Apple's biggest iPhone assembler, Foxconn Technology Group, has let go around 50,000 contract workers in China since October, months earlier than normal, Nikkei reported yesterday.
The scale of the cuts is not necessarily deeper than previous years, but it is simply significantly earlier, the report said, citing an industry source familiar with the situation.
"It's quite different this year to ask assembly-line workers to leave before the year-end," the source told Nikkei. The contracts would usually be renewed every month from August until mid-to late January, when workforce is scaled back.
Foxconn, formally known as Hon Hai Precision Industry, was not immediately available for a comment.

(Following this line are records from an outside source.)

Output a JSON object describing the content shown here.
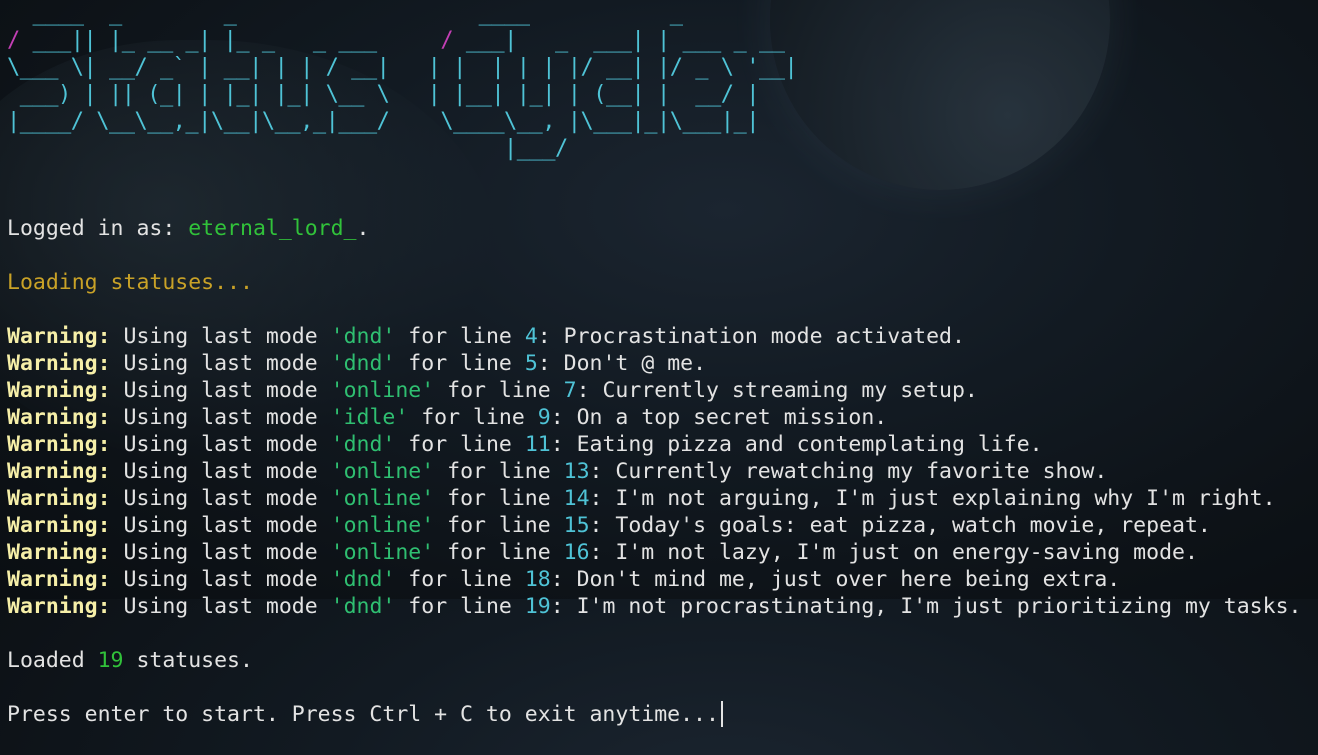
{
  "banner": {
    "title": "Status Cycler"
  },
  "login": {
    "prefix": "Logged in as: ",
    "username": "eternal_lord_",
    "suffix": "."
  },
  "loading_text": "Loading statuses...",
  "warning_parts": {
    "label": "Warning:",
    "prefix": " Using last mode ",
    "middle": " for line ",
    "colon": ": "
  },
  "warnings": [
    {
      "mode": "'dnd'",
      "line": "4",
      "message": "Procrastination mode activated."
    },
    {
      "mode": "'dnd'",
      "line": "5",
      "message": "Don't @ me."
    },
    {
      "mode": "'online'",
      "line": "7",
      "message": "Currently streaming my setup."
    },
    {
      "mode": "'idle'",
      "line": "9",
      "message": "On a top secret mission."
    },
    {
      "mode": "'dnd'",
      "line": "11",
      "message": "Eating pizza and contemplating life."
    },
    {
      "mode": "'online'",
      "line": "13",
      "message": "Currently rewatching my favorite show."
    },
    {
      "mode": "'online'",
      "line": "14",
      "message": "I'm not arguing, I'm just explaining why I'm right."
    },
    {
      "mode": "'online'",
      "line": "15",
      "message": "Today's goals: eat pizza, watch movie, repeat."
    },
    {
      "mode": "'online'",
      "line": "16",
      "message": "I'm not lazy, I'm just on energy-saving mode."
    },
    {
      "mode": "'dnd'",
      "line": "18",
      "message": "Don't mind me, just over here being extra."
    },
    {
      "mode": "'dnd'",
      "line": "19",
      "message": "I'm not procrastinating, I'm just prioritizing my tasks."
    }
  ],
  "loaded": {
    "prefix": "Loaded ",
    "count": "19",
    "suffix": " statuses."
  },
  "prompt_text": "Press enter to start. Press Ctrl + C to exit anytime...",
  "colors": {
    "banner": "#4fc3d6",
    "banner_accent": "#c33fb5",
    "username": "#31c23a",
    "loading": "#c9a227",
    "warning_label": "#f6efa8",
    "mode": "#2fbf71",
    "line_number": "#4fc3d6",
    "text": "#e3e3e3"
  }
}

Earlier this month, Nikkei reported that Apple cut the current quarter's production plan for new iPhones by 10 per cent amid slowing demand in China, the world's largest smartphone market.
Yesterday, Nikkei reported that other key iPhone suppliers have also let workers go much earlier as Apple struggles with slower-than-expected demand for its iconic smartphone.

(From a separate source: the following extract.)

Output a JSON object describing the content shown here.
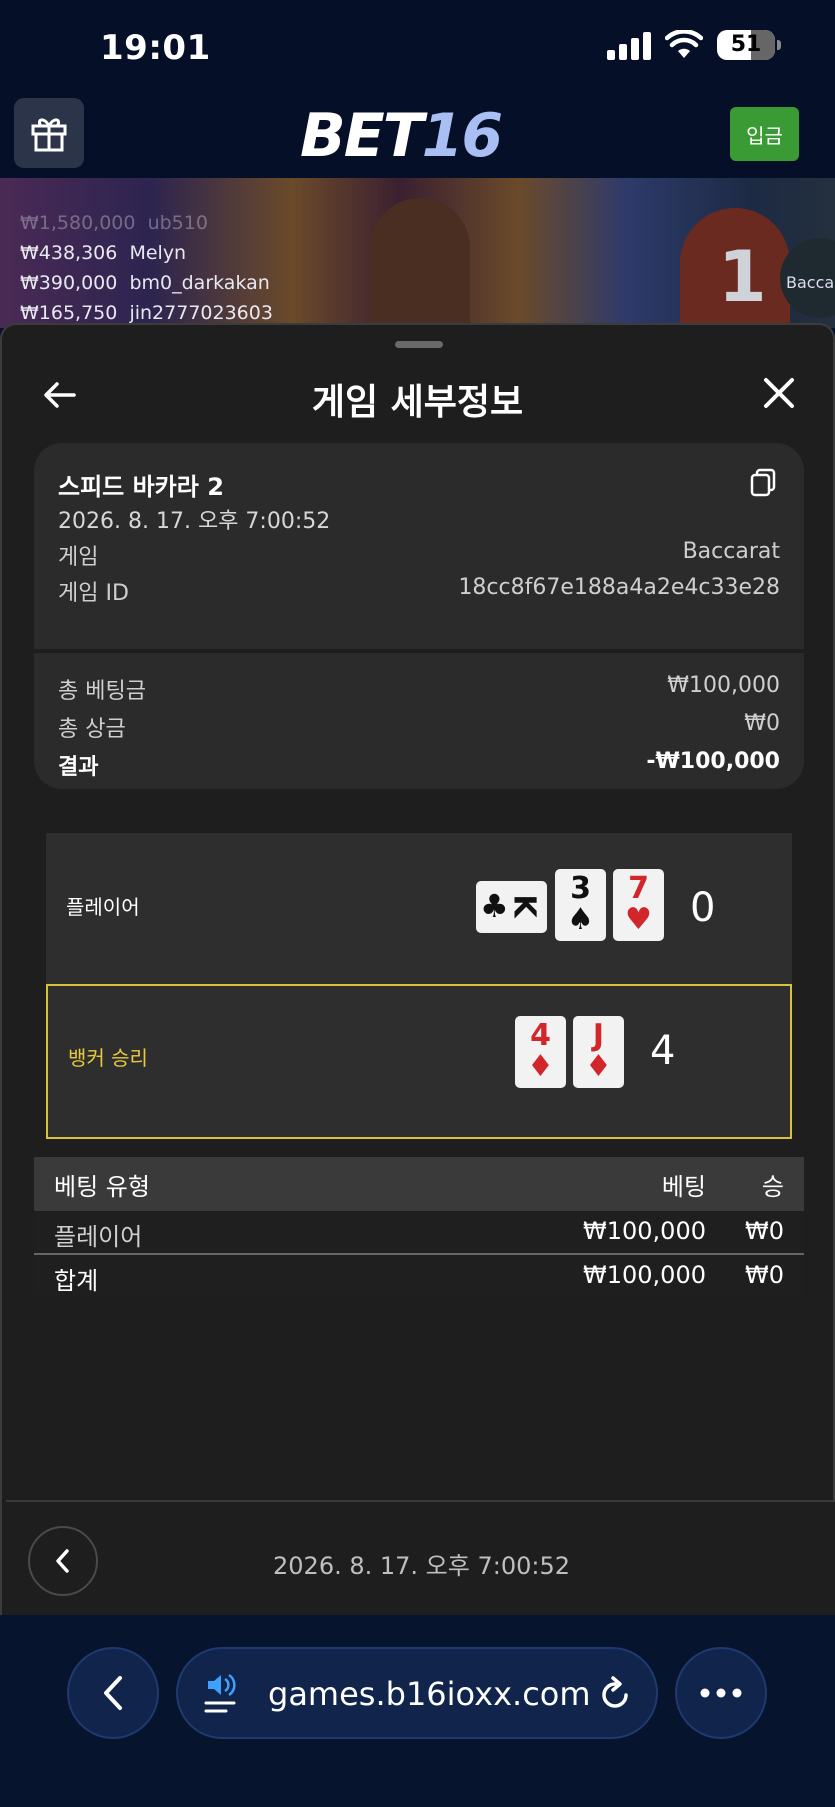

Pegatron, Apple's second-biggest iPhone assembler, had also begun cancelling monthly contracts in November, Nikkei reported.
Foxconn is also hoping to cut costs with an organisational restructuring, Nikkei said, citing how it recently merged business units making Apple's MacBooks and iPads with another division making laptops and desktops for Dell and Acer.

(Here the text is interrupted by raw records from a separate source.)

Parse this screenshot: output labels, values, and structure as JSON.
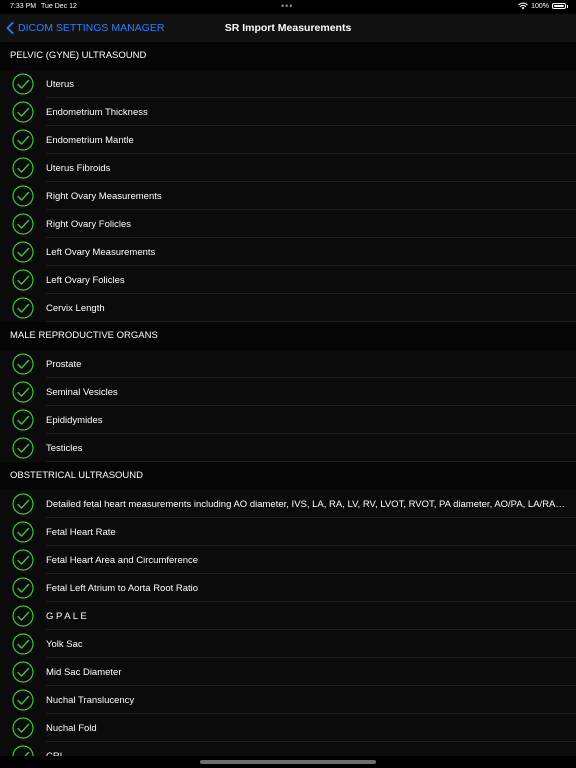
{
  "status_bar": {
    "time": "7:33 PM",
    "date": "Tue Dec 12",
    "dots": "•••",
    "battery_pct": "100%",
    "icons": [
      "wifi-icon",
      "battery-icon"
    ]
  },
  "nav": {
    "back_label": "DICOM SETTINGS MANAGER",
    "title": "SR Import Measurements",
    "back_icon": "chevron-left-icon"
  },
  "colors": {
    "accent": "#2f7cf6",
    "check": "#3fc43a",
    "background": "#000000"
  },
  "sections": [
    {
      "header": "PELVIC (GYNE) ULTRASOUND",
      "items": [
        {
          "label": "Uterus",
          "checked": true
        },
        {
          "label": "Endometrium Thickness",
          "checked": true
        },
        {
          "label": "Endometrium Mantle",
          "checked": true
        },
        {
          "label": "Uterus Fibroids",
          "checked": true
        },
        {
          "label": "Right Ovary Measurements",
          "checked": true
        },
        {
          "label": "Right Ovary Folicles",
          "checked": true
        },
        {
          "label": "Left Ovary Measurements",
          "checked": true
        },
        {
          "label": "Left Ovary Folicles",
          "checked": true
        },
        {
          "label": "Cervix Length",
          "checked": true
        }
      ]
    },
    {
      "header": "MALE REPRODUCTIVE ORGANS",
      "items": [
        {
          "label": "Prostate",
          "checked": true
        },
        {
          "label": "Seminal Vesicles",
          "checked": true
        },
        {
          "label": "Epididymides",
          "checked": true
        },
        {
          "label": "Testicles",
          "checked": true
        }
      ]
    },
    {
      "header": "OBSTETRICAL ULTRASOUND",
      "items": [
        {
          "label": "Detailed fetal heart measurements including AO diameter, IVS, LA, RA, LV, RV, LVOT, RVOT, PA diameter, AO/PA, LA/RA, L...",
          "checked": true
        },
        {
          "label": "Fetal Heart Rate",
          "checked": true
        },
        {
          "label": "Fetal Heart Area and Circumference",
          "checked": true
        },
        {
          "label": "Fetal Left Atrium to Aorta Root Ratio",
          "checked": true
        },
        {
          "label": "G P A L E",
          "checked": true
        },
        {
          "label": "Yolk Sac",
          "checked": true
        },
        {
          "label": "Mid Sac Diameter",
          "checked": true
        },
        {
          "label": "Nuchal Translucency",
          "checked": true
        },
        {
          "label": "Nuchal Fold",
          "checked": true
        },
        {
          "label": "CRL",
          "checked": true
        }
      ]
    }
  ]
}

The move was part of Foxconn's push to cut 100,000 jobs out of about 1.1 million by the end of last year.
Foxconn's Zhengzhou factory has seen peak employment fall from 400,000 to 300,000 in recent years due to automation and efficiency enhancements.